= Brief =
Only an exact repetition of every entry counts as the answer.

= Data provided =
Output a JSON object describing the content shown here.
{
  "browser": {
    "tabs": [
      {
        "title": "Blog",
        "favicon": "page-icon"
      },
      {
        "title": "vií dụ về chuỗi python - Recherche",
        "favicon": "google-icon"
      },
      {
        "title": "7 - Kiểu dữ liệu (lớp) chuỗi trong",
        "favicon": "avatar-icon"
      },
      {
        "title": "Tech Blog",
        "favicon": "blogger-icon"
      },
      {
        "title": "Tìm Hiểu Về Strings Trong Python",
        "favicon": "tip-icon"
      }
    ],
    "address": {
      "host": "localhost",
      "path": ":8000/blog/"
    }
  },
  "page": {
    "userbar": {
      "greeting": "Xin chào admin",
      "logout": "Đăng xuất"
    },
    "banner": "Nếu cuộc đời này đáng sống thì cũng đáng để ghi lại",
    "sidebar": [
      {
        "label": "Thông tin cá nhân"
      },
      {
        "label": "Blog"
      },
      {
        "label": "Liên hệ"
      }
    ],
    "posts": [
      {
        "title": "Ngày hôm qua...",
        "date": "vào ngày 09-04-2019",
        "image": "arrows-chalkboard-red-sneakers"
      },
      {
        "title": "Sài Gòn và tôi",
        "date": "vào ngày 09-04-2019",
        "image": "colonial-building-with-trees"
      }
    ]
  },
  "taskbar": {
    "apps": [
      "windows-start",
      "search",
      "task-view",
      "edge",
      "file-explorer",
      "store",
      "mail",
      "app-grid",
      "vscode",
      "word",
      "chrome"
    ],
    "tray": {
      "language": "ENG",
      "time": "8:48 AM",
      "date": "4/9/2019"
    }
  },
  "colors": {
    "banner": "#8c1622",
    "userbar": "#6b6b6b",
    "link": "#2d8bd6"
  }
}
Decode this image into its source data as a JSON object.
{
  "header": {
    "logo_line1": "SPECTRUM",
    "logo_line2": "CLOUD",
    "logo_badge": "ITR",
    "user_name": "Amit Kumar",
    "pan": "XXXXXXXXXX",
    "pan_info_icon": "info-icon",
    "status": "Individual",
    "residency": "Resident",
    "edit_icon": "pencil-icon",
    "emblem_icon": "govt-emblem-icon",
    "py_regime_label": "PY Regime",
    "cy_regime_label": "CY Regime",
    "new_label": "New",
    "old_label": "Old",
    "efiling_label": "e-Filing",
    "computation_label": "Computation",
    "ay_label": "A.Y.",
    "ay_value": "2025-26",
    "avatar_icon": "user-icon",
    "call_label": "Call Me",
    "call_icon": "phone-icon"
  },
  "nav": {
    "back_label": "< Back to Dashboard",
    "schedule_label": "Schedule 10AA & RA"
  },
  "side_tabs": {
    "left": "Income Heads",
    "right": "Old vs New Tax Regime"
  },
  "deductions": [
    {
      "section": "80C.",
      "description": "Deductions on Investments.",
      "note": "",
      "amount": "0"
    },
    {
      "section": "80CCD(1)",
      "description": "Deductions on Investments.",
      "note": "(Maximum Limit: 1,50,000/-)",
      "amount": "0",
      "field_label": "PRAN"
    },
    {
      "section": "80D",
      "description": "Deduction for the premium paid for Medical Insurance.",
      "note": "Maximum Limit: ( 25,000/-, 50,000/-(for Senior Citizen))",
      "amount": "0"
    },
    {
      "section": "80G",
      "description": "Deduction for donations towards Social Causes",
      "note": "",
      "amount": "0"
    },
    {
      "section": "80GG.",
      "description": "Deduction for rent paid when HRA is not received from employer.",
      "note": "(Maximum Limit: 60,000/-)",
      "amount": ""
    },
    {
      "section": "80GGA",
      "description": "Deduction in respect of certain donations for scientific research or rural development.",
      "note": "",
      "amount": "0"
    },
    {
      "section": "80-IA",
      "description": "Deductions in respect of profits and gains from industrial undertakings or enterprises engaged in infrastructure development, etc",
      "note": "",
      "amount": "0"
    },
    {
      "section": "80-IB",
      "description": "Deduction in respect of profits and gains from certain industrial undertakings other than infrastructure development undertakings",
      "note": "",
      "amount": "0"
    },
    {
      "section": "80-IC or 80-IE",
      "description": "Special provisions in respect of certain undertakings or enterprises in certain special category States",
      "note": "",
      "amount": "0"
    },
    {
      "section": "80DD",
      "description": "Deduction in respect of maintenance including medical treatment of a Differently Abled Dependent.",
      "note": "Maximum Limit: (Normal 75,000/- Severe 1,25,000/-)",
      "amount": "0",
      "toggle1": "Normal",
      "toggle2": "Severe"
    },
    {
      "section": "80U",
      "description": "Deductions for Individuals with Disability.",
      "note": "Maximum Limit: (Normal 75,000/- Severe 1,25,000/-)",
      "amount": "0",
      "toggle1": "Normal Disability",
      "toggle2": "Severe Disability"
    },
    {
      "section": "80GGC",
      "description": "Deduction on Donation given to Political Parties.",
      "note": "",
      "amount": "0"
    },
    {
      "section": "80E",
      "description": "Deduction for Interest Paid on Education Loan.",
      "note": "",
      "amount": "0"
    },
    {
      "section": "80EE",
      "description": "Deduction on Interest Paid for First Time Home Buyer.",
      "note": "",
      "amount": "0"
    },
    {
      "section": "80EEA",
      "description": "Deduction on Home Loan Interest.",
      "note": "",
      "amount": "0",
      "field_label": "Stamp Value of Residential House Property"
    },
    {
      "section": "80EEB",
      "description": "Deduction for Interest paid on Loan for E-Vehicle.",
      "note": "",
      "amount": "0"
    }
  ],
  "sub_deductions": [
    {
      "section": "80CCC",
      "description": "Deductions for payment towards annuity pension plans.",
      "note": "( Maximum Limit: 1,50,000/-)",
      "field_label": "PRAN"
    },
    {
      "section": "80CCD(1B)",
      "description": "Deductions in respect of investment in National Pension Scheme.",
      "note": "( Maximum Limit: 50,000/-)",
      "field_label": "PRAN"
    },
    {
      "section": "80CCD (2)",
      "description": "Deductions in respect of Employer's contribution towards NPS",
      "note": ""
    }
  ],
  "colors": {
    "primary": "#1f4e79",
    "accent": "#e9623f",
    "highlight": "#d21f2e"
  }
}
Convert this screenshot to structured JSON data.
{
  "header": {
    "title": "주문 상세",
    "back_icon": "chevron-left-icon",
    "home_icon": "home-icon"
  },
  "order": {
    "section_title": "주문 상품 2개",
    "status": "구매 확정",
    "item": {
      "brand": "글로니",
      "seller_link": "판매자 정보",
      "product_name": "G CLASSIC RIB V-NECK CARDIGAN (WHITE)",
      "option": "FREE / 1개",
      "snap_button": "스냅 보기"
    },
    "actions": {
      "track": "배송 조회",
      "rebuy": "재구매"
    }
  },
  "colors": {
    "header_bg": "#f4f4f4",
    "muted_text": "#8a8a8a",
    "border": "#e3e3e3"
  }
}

= Output of the task =
Output a JSON object describing the content shown here.
{
  "browser": {
    "tabs": [
      {
        "title": "Blog",
        "favicon": "page-icon"
      },
      {
        "title": "vií dụ về chuỗi python - Recherche",
        "favicon": "google-icon"
      },
      {
        "title": "7 - Kiểu dữ liệu (lớp) chuỗi trong",
        "favicon": "avatar-icon"
      },
      {
        "title": "Tech Blog",
        "favicon": "blogger-icon"
      },
      {
        "title": "Tìm Hiểu Về Strings Trong Python",
        "favicon": "tip-icon"
      }
    ],
    "address": {
      "host": "localhost",
      "path": ":8000/blog/"
    }
  },
  "page": {
    "userbar": {
      "greeting": "Xin chào admin",
      "logout": "Đăng xuất"
    },
    "banner": "Nếu cuộc đời này đáng sống thì cũng đáng để ghi lại",
    "sidebar": [
      {
        "label": "Thông tin cá nhân"
      },
      {
        "label": "Blog"
      },
      {
        "label": "Liên hệ"
      }
    ],
    "posts": [
      {
        "title": "Ngày hôm qua...",
        "date": "vào ngày 09-04-2019",
        "image": "arrows-chalkboard-red-sneakers"
      },
      {
        "title": "Sài Gòn và tôi",
        "date": "vào ngày 09-04-2019",
        "image": "colonial-building-with-trees"
      }
    ]
  },
  "taskbar": {
    "apps": [
      "windows-start",
      "search",
      "task-view",
      "edge",
      "file-explorer",
      "store",
      "mail",
      "app-grid",
      "vscode",
      "word",
      "chrome"
    ],
    "tray": {
      "language": "ENG",
      "time": "8:48 AM",
      "date": "4/9/2019"
    }
  },
  "colors": {
    "banner": "#8c1622",
    "userbar": "#6b6b6b",
    "link": "#2d8bd6"
  }
}
Decode this image into its source data as a JSON object.
{
  "header": {
    "logo_line1": "SPECTRUM",
    "logo_line2": "CLOUD",
    "logo_badge": "ITR",
    "user_name": "Amit Kumar",
    "pan": "XXXXXXXXXX",
    "pan_info_icon": "info-icon",
    "status": "Individual",
    "residency": "Resident",
    "edit_icon": "pencil-icon",
    "emblem_icon": "govt-emblem-icon",
    "py_regime_label": "PY Regime",
    "cy_regime_label": "CY Regime",
    "new_label": "New",
    "old_label": "Old",
    "efiling_label": "e-Filing",
    "computation_label": "Computation",
    "ay_label": "A.Y.",
    "ay_value": "2025-26",
    "avatar_icon": "user-icon",
    "call_label": "Call Me",
    "call_icon": "phone-icon"
  },
  "nav": {
    "back_label": "< Back to Dashboard",
    "schedule_label": "Schedule 10AA & RA"
  },
  "side_tabs": {
    "left": "Income Heads",
    "right": "Old vs New Tax Regime"
  },
  "deductions": [
    {
      "section": "80C.",
      "description": "Deductions on Investments.",
      "note": "",
      "amount": "0"
    },
    {
      "section": "80CCD(1)",
      "description": "Deductions on Investments.",
      "note": "(Maximum Limit: 1,50,000/-)",
      "amount": "0",
      "field_label": "PRAN"
    },
    {
      "section": "80D",
      "description": "Deduction for the premium paid for Medical Insurance.",
      "note": "Maximum Limit: ( 25,000/-, 50,000/-(for Senior Citizen))",
      "amount": "0"
    },
    {
      "section": "80G",
      "description": "Deduction for donations towards Social Causes",
      "note": "",
      "amount": "0"
    },
    {
      "section": "80GG.",
      "description": "Deduction for rent paid when HRA is not received from employer.",
      "note": "(Maximum Limit: 60,000/-)",
      "amount": ""
    },
    {
      "section": "80GGA",
      "description": "Deduction in respect of certain donations for scientific research or rural development.",
      "note": "",
      "amount": "0"
    },
    {
      "section": "80-IA",
      "description": "Deductions in respect of profits and gains from industrial undertakings or enterprises engaged in infrastructure development, etc",
      "note": "",
      "amount": "0"
    },
    {
      "section": "80-IB",
      "description": "Deduction in respect of profits and gains from certain industrial undertakings other than infrastructure development undertakings",
      "note": "",
      "amount": "0"
    },
    {
      "section": "80-IC or 80-IE",
      "description": "Special provisions in respect of certain undertakings or enterprises in certain special category States",
      "note": "",
      "amount": "0"
    },
    {
      "section": "80DD",
      "description": "Deduction in respect of maintenance including medical treatment of a Differently Abled Dependent.",
      "note": "Maximum Limit: (Normal 75,000/- Severe 1,25,000/-)",
      "amount": "0",
      "toggle1": "Normal",
      "toggle2": "Severe"
    },
    {
      "section": "80U",
      "description": "Deductions for Individuals with Disability.",
      "note": "Maximum Limit: (Normal 75,000/- Severe 1,25,000/-)",
      "amount": "0",
      "toggle1": "Normal Disability",
      "toggle2": "Severe Disability"
    },
    {
      "section": "80GGC",
      "description": "Deduction on Donation given to Political Parties.",
      "note": "",
      "amount": "0"
    },
    {
      "section": "80E",
      "description": "Deduction for Interest Paid on Education Loan.",
      "note": "",
      "amount": "0"
    },
    {
      "section": "80EE",
      "description": "Deduction on Interest Paid for First Time Home Buyer.",
      "note": "",
      "amount": "0"
    },
    {
      "section": "80EEA",
      "description": "Deduction on Home Loan Interest.",
      "note": "",
      "amount": "0",
      "field_label": "Stamp Value of Residential House Property"
    },
    {
      "section": "80EEB",
      "description": "Deduction for Interest paid on Loan for E-Vehicle.",
      "note": "",
      "amount": "0"
    }
  ],
  "sub_deductions": [
    {
      "section": "80CCC",
      "description": "Deductions for payment towards annuity pension plans.",
      "note": "( Maximum Limit: 1,50,000/-)",
      "field_label": "PRAN"
    },
    {
      "section": "80CCD(1B)",
      "description": "Deductions in respect of investment in National Pension Scheme.",
      "note": "( Maximum Limit: 50,000/-)",
      "field_label": "PRAN"
    },
    {
      "section": "80CCD (2)",
      "description": "Deductions in respect of Employer's contribution towards NPS",
      "note": ""
    }
  ],
  "colors": {
    "primary": "#1f4e79",
    "accent": "#e9623f",
    "highlight": "#d21f2e"
  }
}
Convert this screenshot to structured JSON data.
{
  "header": {
    "title": "주문 상세",
    "back_icon": "chevron-left-icon",
    "home_icon": "home-icon"
  },
  "order": {
    "section_title": "주문 상품 2개",
    "status": "구매 확정",
    "item": {
      "brand": "글로니",
      "seller_link": "판매자 정보",
      "product_name": "G CLASSIC RIB V-NECK CARDIGAN (WHITE)",
      "option": "FREE / 1개",
      "snap_button": "스냅 보기"
    },
    "actions": {
      "track": "배송 조회",
      "rebuy": "재구매"
    }
  },
  "colors": {
    "header_bg": "#f4f4f4",
    "muted_text": "#8a8a8a",
    "border": "#e3e3e3"
  }
}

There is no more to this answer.